Task objective: Repeat the entries shown below with every word and mark intact.

Record excerpts:
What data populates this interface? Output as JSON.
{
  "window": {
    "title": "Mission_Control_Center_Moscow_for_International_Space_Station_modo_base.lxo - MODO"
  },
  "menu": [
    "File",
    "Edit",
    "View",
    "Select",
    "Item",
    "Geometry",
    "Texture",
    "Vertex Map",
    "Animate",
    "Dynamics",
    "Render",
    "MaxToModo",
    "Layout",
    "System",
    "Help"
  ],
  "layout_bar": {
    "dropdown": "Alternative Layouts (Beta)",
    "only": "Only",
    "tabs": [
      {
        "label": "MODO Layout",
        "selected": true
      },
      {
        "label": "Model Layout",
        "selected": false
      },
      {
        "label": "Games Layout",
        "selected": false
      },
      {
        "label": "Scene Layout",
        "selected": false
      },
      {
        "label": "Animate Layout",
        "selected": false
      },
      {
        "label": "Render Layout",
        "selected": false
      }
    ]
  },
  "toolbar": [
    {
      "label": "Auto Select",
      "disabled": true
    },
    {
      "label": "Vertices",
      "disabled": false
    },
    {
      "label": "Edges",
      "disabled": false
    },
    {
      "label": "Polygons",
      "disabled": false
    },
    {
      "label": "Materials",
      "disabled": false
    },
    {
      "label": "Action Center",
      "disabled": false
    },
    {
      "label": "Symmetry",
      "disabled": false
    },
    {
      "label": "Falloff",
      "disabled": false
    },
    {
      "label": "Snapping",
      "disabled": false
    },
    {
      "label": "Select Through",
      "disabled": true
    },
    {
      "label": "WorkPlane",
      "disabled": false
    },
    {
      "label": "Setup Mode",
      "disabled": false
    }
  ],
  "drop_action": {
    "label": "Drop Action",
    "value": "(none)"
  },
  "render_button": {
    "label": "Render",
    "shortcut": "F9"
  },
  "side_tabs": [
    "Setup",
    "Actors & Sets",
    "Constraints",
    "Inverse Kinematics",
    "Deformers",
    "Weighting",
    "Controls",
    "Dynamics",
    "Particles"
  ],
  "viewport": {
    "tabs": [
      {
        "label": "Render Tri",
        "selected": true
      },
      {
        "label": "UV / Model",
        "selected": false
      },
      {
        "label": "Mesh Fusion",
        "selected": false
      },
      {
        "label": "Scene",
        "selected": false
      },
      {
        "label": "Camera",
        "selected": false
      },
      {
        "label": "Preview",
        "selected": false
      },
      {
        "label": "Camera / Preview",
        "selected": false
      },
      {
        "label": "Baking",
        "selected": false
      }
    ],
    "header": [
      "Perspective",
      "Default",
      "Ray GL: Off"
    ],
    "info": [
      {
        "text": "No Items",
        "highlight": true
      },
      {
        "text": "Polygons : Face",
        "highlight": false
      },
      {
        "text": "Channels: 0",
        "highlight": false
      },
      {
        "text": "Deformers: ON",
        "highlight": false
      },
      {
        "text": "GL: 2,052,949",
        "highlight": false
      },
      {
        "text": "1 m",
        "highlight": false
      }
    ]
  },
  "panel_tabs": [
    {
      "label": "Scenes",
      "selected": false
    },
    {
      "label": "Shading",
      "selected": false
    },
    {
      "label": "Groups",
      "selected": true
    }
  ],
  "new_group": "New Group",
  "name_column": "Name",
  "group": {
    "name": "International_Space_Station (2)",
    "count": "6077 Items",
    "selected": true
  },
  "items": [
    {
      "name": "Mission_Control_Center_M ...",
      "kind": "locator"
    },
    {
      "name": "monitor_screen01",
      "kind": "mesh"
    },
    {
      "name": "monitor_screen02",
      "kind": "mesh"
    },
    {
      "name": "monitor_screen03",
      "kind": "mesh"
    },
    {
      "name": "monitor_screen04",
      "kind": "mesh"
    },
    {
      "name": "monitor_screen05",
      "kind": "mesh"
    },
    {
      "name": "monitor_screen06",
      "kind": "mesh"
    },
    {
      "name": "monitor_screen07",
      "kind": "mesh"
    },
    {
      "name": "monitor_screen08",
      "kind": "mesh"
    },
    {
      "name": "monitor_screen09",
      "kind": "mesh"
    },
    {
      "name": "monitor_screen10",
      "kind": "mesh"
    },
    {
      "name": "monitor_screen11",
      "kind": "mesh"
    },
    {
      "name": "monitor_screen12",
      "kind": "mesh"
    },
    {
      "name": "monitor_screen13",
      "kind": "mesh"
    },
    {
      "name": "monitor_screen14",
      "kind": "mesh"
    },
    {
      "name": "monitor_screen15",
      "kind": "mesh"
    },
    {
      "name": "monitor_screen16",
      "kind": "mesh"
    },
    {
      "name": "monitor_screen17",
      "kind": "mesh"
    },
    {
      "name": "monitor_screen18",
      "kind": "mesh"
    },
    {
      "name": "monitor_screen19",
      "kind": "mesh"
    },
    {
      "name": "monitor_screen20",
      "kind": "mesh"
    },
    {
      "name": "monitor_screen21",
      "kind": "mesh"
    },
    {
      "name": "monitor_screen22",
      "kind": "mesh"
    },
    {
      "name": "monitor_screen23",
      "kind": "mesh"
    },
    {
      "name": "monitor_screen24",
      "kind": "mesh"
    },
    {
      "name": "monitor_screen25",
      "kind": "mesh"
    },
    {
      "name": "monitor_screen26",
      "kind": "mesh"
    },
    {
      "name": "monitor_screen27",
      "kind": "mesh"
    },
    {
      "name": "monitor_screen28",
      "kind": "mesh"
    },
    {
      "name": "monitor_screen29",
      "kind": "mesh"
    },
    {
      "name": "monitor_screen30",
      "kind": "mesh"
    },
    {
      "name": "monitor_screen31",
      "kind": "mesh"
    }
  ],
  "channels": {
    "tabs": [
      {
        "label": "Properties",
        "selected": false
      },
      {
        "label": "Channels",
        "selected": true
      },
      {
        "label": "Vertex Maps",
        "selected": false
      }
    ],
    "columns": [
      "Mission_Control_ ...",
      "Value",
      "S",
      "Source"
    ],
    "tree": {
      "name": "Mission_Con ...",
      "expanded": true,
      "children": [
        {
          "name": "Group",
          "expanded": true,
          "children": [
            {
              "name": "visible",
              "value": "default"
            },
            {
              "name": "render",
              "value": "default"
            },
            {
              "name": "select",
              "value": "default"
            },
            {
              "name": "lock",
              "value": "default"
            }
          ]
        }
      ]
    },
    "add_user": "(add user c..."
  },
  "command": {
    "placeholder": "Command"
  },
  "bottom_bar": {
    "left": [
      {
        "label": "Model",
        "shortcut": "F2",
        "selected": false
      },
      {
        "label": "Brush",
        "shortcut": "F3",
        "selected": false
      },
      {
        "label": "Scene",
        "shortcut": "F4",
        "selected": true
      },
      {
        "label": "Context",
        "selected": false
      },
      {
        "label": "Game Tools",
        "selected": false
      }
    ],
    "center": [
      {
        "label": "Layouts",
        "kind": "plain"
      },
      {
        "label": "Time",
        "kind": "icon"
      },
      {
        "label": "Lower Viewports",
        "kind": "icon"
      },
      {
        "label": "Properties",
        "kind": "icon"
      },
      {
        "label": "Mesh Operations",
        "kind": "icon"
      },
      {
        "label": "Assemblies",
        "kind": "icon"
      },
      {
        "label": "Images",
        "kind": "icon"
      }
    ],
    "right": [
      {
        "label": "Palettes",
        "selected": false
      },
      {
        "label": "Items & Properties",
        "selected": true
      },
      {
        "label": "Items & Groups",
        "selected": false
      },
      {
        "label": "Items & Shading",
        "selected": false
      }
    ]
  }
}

Solution for this problem:
What data populates this interface? Output as JSON.
{
  "window": {
    "title": "Mission_Control_Center_Moscow_for_International_Space_Station_modo_base.lxo - MODO"
  },
  "menu": [
    "File",
    "Edit",
    "View",
    "Select",
    "Item",
    "Geometry",
    "Texture",
    "Vertex Map",
    "Animate",
    "Dynamics",
    "Render",
    "MaxToModo",
    "Layout",
    "System",
    "Help"
  ],
  "layout_bar": {
    "dropdown": "Alternative Layouts (Beta)",
    "only": "Only",
    "tabs": [
      {
        "label": "MODO Layout",
        "selected": true
      },
      {
        "label": "Model Layout",
        "selected": false
      },
      {
        "label": "Games Layout",
        "selected": false
      },
      {
        "label": "Scene Layout",
        "selected": false
      },
      {
        "label": "Animate Layout",
        "selected": false
      },
      {
        "label": "Render Layout",
        "selected": false
      }
    ]
  },
  "toolbar": [
    {
      "label": "Auto Select",
      "disabled": true
    },
    {
      "label": "Vertices",
      "disabled": false
    },
    {
      "label": "Edges",
      "disabled": false
    },
    {
      "label": "Polygons",
      "disabled": false
    },
    {
      "label": "Materials",
      "disabled": false
    },
    {
      "label": "Action Center",
      "disabled": false
    },
    {
      "label": "Symmetry",
      "disabled": false
    },
    {
      "label": "Falloff",
      "disabled": false
    },
    {
      "label": "Snapping",
      "disabled": false
    },
    {
      "label": "Select Through",
      "disabled": true
    },
    {
      "label": "WorkPlane",
      "disabled": false
    },
    {
      "label": "Setup Mode",
      "disabled": false
    }
  ],
  "drop_action": {
    "label": "Drop Action",
    "value": "(none)"
  },
  "render_button": {
    "label": "Render",
    "shortcut": "F9"
  },
  "side_tabs": [
    "Setup",
    "Actors & Sets",
    "Constraints",
    "Inverse Kinematics",
    "Deformers",
    "Weighting",
    "Controls",
    "Dynamics",
    "Particles"
  ],
  "viewport": {
    "tabs": [
      {
        "label": "Render Tri",
        "selected": true
      },
      {
        "label": "UV / Model",
        "selected": false
      },
      {
        "label": "Mesh Fusion",
        "selected": false
      },
      {
        "label": "Scene",
        "selected": false
      },
      {
        "label": "Camera",
        "selected": false
      },
      {
        "label": "Preview",
        "selected": false
      },
      {
        "label": "Camera / Preview",
        "selected": false
      },
      {
        "label": "Baking",
        "selected": false
      }
    ],
    "header": [
      "Perspective",
      "Default",
      "Ray GL: Off"
    ],
    "info": [
      {
        "text": "No Items",
        "highlight": true
      },
      {
        "text": "Polygons : Face",
        "highlight": false
      },
      {
        "text": "Channels: 0",
        "highlight": false
      },
      {
        "text": "Deformers: ON",
        "highlight": false
      },
      {
        "text": "GL: 2,052,949",
        "highlight": false
      },
      {
        "text": "1 m",
        "highlight": false
      }
    ]
  },
  "panel_tabs": [
    {
      "label": "Scenes",
      "selected": false
    },
    {
      "label": "Shading",
      "selected": false
    },
    {
      "label": "Groups",
      "selected": true
    }
  ],
  "new_group": "New Group",
  "name_column": "Name",
  "group": {
    "name": "International_Space_Station (2)",
    "count": "6077 Items",
    "selected": true
  },
  "items": [
    {
      "name": "Mission_Control_Center_M ...",
      "kind": "locator"
    },
    {
      "name": "monitor_screen01",
      "kind": "mesh"
    },
    {
      "name": "monitor_screen02",
      "kind": "mesh"
    },
    {
      "name": "monitor_screen03",
      "kind": "mesh"
    },
    {
      "name": "monitor_screen04",
      "kind": "mesh"
    },
    {
      "name": "monitor_screen05",
      "kind": "mesh"
    },
    {
      "name": "monitor_screen06",
      "kind": "mesh"
    },
    {
      "name": "monitor_screen07",
      "kind": "mesh"
    },
    {
      "name": "monitor_screen08",
      "kind": "mesh"
    },
    {
      "name": "monitor_screen09",
      "kind": "mesh"
    },
    {
      "name": "monitor_screen10",
      "kind": "mesh"
    },
    {
      "name": "monitor_screen11",
      "kind": "mesh"
    },
    {
      "name": "monitor_screen12",
      "kind": "mesh"
    },
    {
      "name": "monitor_screen13",
      "kind": "mesh"
    },
    {
      "name": "monitor_screen14",
      "kind": "mesh"
    },
    {
      "name": "monitor_screen15",
      "kind": "mesh"
    },
    {
      "name": "monitor_screen16",
      "kind": "mesh"
    },
    {
      "name": "monitor_screen17",
      "kind": "mesh"
    },
    {
      "name": "monitor_screen18",
      "kind": "mesh"
    },
    {
      "name": "monitor_screen19",
      "kind": "mesh"
    },
    {
      "name": "monitor_screen20",
      "kind": "mesh"
    },
    {
      "name": "monitor_screen21",
      "kind": "mesh"
    },
    {
      "name": "monitor_screen22",
      "kind": "mesh"
    },
    {
      "name": "monitor_screen23",
      "kind": "mesh"
    },
    {
      "name": "monitor_screen24",
      "kind": "mesh"
    },
    {
      "name": "monitor_screen25",
      "kind": "mesh"
    },
    {
      "name": "monitor_screen26",
      "kind": "mesh"
    },
    {
      "name": "monitor_screen27",
      "kind": "mesh"
    },
    {
      "name": "monitor_screen28",
      "kind": "mesh"
    },
    {
      "name": "monitor_screen29",
      "kind": "mesh"
    },
    {
      "name": "monitor_screen30",
      "kind": "mesh"
    },
    {
      "name": "monitor_screen31",
      "kind": "mesh"
    }
  ],
  "channels": {
    "tabs": [
      {
        "label": "Properties",
        "selected": false
      },
      {
        "label": "Channels",
        "selected": true
      },
      {
        "label": "Vertex Maps",
        "selected": false
      }
    ],
    "columns": [
      "Mission_Control_ ...",
      "Value",
      "S",
      "Source"
    ],
    "tree": {
      "name": "Mission_Con ...",
      "expanded": true,
      "children": [
        {
          "name": "Group",
          "expanded": true,
          "children": [
            {
              "name": "visible",
              "value": "default"
            },
            {
              "name": "render",
              "value": "default"
            },
            {
              "name": "select",
              "value": "default"
            },
            {
              "name": "lock",
              "value": "default"
            }
          ]
        }
      ]
    },
    "add_user": "(add user c..."
  },
  "command": {
    "placeholder": "Command"
  },
  "bottom_bar": {
    "left": [
      {
        "label": "Model",
        "shortcut": "F2",
        "selected": false
      },
      {
        "label": "Brush",
        "shortcut": "F3",
        "selected": false
      },
      {
        "label": "Scene",
        "shortcut": "F4",
        "selected": true
      },
      {
        "label": "Context",
        "selected": false
      },
      {
        "label": "Game Tools",
        "selected": false
      }
    ],
    "center": [
      {
        "label": "Layouts",
        "kind": "plain"
      },
      {
        "label": "Time",
        "kind": "icon"
      },
      {
        "label": "Lower Viewports",
        "kind": "icon"
      },
      {
        "label": "Properties",
        "kind": "icon"
      },
      {
        "label": "Mesh Operations",
        "kind": "icon"
      },
      {
        "label": "Assemblies",
        "kind": "icon"
      },
      {
        "label": "Images",
        "kind": "icon"
      }
    ],
    "right": [
      {
        "label": "Palettes",
        "selected": false
      },
      {
        "label": "Items & Properties",
        "selected": true
      },
      {
        "label": "Items & Groups",
        "selected": false
      },
      {
        "label": "Items & Shading",
        "selected": false
      }
    ]
  }
}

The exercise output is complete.